Just like many of you, librarians usually love websites like Google and Wikipedia. Here a just a few tips that may come in handy if you search these popular tools:
- You can limit the types of websites that you see. Sites that end in .edu (education) .org (organization) or .gov (government) give you different results than .com (commercial)
- In Google, try searching site:.edu sphagnum what do you notice?
- There are terrific and terrible entries in Wikipedia. If you look up a genus like sphagnum, check out all the references. Wikipedia is most useful for getting a basic understanding, finding out some good key words, and then going on to find some really authoritative articles!
Information is everywhere so the real skill lies in weeding out the "good" info from the "bad" info. An easy way to begin this process is to do a CRAAP test
- When was the website created? When was it last updated? If you are looking at a webpage on genetic engineering from the 1960's, you might not be at a good place.
- Are there accurate references (formal or informal) provided? Is this a blogger's opinion? Opinion pieces are not scientific.
- Who is the author of the page? Are they part of a larger network? Does the author have credentials in the same/similar field? People with PhD's in English Lit don't have the right credentials to write peer-reviewed journal articles about particle physics.

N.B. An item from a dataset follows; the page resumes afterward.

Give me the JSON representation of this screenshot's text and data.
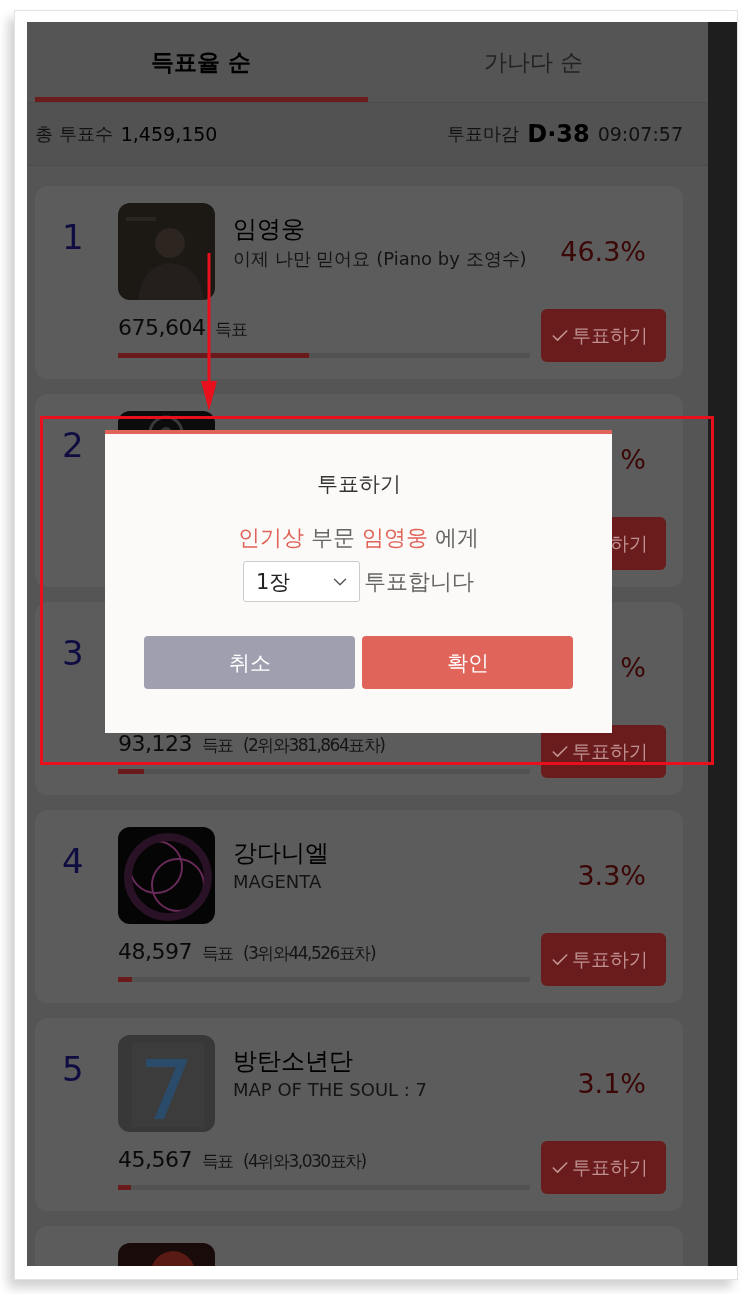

- Do the facts and figures make sense? Can you find similar conclusions/statements in your other search results? Is the work sloppy and unprofessional?
- Why does the site exist? Are they trying to sell a product or make money somehow? Are other viewpoints presented? What does the domain (.edu, .gov, etc.) tell you? Does it try to get you to contribute money to something?
Put all of these evaluation criteria together to determine the worthiness of a site. Every time you visit a website, think of CRAAP